[Records supplied — start]

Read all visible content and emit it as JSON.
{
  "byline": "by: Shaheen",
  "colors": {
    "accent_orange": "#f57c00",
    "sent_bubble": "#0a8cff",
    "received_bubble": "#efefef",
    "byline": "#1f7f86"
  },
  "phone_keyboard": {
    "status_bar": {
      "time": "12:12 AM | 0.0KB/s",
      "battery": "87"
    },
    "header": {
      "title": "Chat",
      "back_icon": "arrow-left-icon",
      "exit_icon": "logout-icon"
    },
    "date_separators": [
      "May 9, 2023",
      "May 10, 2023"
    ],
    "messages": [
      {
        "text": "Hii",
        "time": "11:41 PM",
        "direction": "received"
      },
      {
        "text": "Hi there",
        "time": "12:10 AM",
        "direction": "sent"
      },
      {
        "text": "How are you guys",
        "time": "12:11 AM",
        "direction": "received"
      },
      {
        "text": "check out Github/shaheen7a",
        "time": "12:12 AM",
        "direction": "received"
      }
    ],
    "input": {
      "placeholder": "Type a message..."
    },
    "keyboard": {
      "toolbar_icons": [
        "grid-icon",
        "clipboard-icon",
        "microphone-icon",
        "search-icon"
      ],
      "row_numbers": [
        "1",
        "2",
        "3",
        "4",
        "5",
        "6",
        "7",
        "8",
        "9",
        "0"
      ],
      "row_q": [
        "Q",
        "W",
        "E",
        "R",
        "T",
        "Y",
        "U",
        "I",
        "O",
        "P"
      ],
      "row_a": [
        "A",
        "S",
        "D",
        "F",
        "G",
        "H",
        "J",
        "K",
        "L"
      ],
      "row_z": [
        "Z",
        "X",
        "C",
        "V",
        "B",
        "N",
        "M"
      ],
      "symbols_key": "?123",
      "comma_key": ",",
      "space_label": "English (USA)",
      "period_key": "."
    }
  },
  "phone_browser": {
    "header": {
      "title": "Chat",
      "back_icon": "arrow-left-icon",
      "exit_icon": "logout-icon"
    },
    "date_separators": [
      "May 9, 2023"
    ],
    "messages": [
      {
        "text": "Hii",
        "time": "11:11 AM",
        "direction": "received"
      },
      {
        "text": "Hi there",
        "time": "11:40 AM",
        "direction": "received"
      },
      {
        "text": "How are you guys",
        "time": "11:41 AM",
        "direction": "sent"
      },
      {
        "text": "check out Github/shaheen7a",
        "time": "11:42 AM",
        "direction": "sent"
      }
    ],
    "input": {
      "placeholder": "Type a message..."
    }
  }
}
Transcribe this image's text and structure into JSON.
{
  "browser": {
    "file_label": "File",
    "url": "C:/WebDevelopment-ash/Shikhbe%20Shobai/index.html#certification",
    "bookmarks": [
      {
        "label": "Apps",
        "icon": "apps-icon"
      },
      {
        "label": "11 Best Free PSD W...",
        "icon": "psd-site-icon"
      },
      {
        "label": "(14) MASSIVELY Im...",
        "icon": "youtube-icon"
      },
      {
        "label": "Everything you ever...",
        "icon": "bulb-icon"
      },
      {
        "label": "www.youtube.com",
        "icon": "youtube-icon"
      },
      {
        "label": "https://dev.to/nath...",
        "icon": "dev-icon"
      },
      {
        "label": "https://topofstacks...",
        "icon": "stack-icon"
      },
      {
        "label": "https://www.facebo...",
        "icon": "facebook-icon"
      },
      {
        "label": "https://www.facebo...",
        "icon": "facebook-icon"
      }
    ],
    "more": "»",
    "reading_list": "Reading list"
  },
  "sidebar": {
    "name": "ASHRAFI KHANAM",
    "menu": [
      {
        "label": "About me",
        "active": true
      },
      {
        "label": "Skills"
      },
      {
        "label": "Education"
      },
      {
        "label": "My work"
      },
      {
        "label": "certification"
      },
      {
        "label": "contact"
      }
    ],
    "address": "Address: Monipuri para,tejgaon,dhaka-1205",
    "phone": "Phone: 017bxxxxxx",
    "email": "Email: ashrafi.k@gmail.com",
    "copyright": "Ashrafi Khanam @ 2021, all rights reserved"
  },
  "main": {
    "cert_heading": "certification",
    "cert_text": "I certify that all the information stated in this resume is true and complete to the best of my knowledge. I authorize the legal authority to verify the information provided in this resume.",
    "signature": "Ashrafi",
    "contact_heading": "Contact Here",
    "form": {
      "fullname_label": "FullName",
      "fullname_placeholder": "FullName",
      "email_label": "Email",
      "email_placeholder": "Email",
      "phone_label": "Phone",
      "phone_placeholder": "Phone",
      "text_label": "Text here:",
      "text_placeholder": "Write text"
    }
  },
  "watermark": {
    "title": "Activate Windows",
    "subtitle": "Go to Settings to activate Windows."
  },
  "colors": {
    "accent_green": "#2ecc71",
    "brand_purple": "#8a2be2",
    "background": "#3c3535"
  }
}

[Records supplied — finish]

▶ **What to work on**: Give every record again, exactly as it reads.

▶ **Exercise answer**:
Read all visible content and emit it as JSON.
{
  "byline": "by: Shaheen",
  "colors": {
    "accent_orange": "#f57c00",
    "sent_bubble": "#0a8cff",
    "received_bubble": "#efefef",
    "byline": "#1f7f86"
  },
  "phone_keyboard": {
    "status_bar": {
      "time": "12:12 AM | 0.0KB/s",
      "battery": "87"
    },
    "header": {
      "title": "Chat",
      "back_icon": "arrow-left-icon",
      "exit_icon": "logout-icon"
    },
    "date_separators": [
      "May 9, 2023",
      "May 10, 2023"
    ],
    "messages": [
      {
        "text": "Hii",
        "time": "11:41 PM",
        "direction": "received"
      },
      {
        "text": "Hi there",
        "time": "12:10 AM",
        "direction": "sent"
      },
      {
        "text": "How are you guys",
        "time": "12:11 AM",
        "direction": "received"
      },
      {
        "text": "check out Github/shaheen7a",
        "time": "12:12 AM",
        "direction": "received"
      }
    ],
    "input": {
      "placeholder": "Type a message..."
    },
    "keyboard": {
      "toolbar_icons": [
        "grid-icon",
        "clipboard-icon",
        "microphone-icon",
        "search-icon"
      ],
      "row_numbers": [
        "1",
        "2",
        "3",
        "4",
        "5",
        "6",
        "7",
        "8",
        "9",
        "0"
      ],
      "row_q": [
        "Q",
        "W",
        "E",
        "R",
        "T",
        "Y",
        "U",
        "I",
        "O",
        "P"
      ],
      "row_a": [
        "A",
        "S",
        "D",
        "F",
        "G",
        "H",
        "J",
        "K",
        "L"
      ],
      "row_z": [
        "Z",
        "X",
        "C",
        "V",
        "B",
        "N",
        "M"
      ],
      "symbols_key": "?123",
      "comma_key": ",",
      "space_label": "English (USA)",
      "period_key": "."
    }
  },
  "phone_browser": {
    "header": {
      "title": "Chat",
      "back_icon": "arrow-left-icon",
      "exit_icon": "logout-icon"
    },
    "date_separators": [
      "May 9, 2023"
    ],
    "messages": [
      {
        "text": "Hii",
        "time": "11:11 AM",
        "direction": "received"
      },
      {
        "text": "Hi there",
        "time": "11:40 AM",
        "direction": "received"
      },
      {
        "text": "How are you guys",
        "time": "11:41 AM",
        "direction": "sent"
      },
      {
        "text": "check out Github/shaheen7a",
        "time": "11:42 AM",
        "direction": "sent"
      }
    ],
    "input": {
      "placeholder": "Type a message..."
    }
  }
}
Transcribe this image's text and structure into JSON.
{
  "browser": {
    "file_label": "File",
    "url": "C:/WebDevelopment-ash/Shikhbe%20Shobai/index.html#certification",
    "bookmarks": [
      {
        "label": "Apps",
        "icon": "apps-icon"
      },
      {
        "label": "11 Best Free PSD W...",
        "icon": "psd-site-icon"
      },
      {
        "label": "(14) MASSIVELY Im...",
        "icon": "youtube-icon"
      },
      {
        "label": "Everything you ever...",
        "icon": "bulb-icon"
      },
      {
        "label": "www.youtube.com",
        "icon": "youtube-icon"
      },
      {
        "label": "https://dev.to/nath...",
        "icon": "dev-icon"
      },
      {
        "label": "https://topofstacks...",
        "icon": "stack-icon"
      },
      {
        "label": "https://www.facebo...",
        "icon": "facebook-icon"
      },
      {
        "label": "https://www.facebo...",
        "icon": "facebook-icon"
      }
    ],
    "more": "»",
    "reading_list": "Reading list"
  },
  "sidebar": {
    "name": "ASHRAFI KHANAM",
    "menu": [
      {
        "label": "About me",
        "active": true
      },
      {
        "label": "Skills"
      },
      {
        "label": "Education"
      },
      {
        "label": "My work"
      },
      {
        "label": "certification"
      },
      {
        "label": "contact"
      }
    ],
    "address": "Address: Monipuri para,tejgaon,dhaka-1205",
    "phone": "Phone: 017bxxxxxx",
    "email": "Email: ashrafi.k@gmail.com",
    "copyright": "Ashrafi Khanam @ 2021, all rights reserved"
  },
  "main": {
    "cert_heading": "certification",
    "cert_text": "I certify that all the information stated in this resume is true and complete to the best of my knowledge. I authorize the legal authority to verify the information provided in this resume.",
    "signature": "Ashrafi",
    "contact_heading": "Contact Here",
    "form": {
      "fullname_label": "FullName",
      "fullname_placeholder": "FullName",
      "email_label": "Email",
      "email_placeholder": "Email",
      "phone_label": "Phone",
      "phone_placeholder": "Phone",
      "text_label": "Text here:",
      "text_placeholder": "Write text"
    }
  },
  "watermark": {
    "title": "Activate Windows",
    "subtitle": "Go to Settings to activate Windows."
  },
  "colors": {
    "accent_green": "#2ecc71",
    "brand_purple": "#8a2be2",
    "background": "#3c3535"
  }
}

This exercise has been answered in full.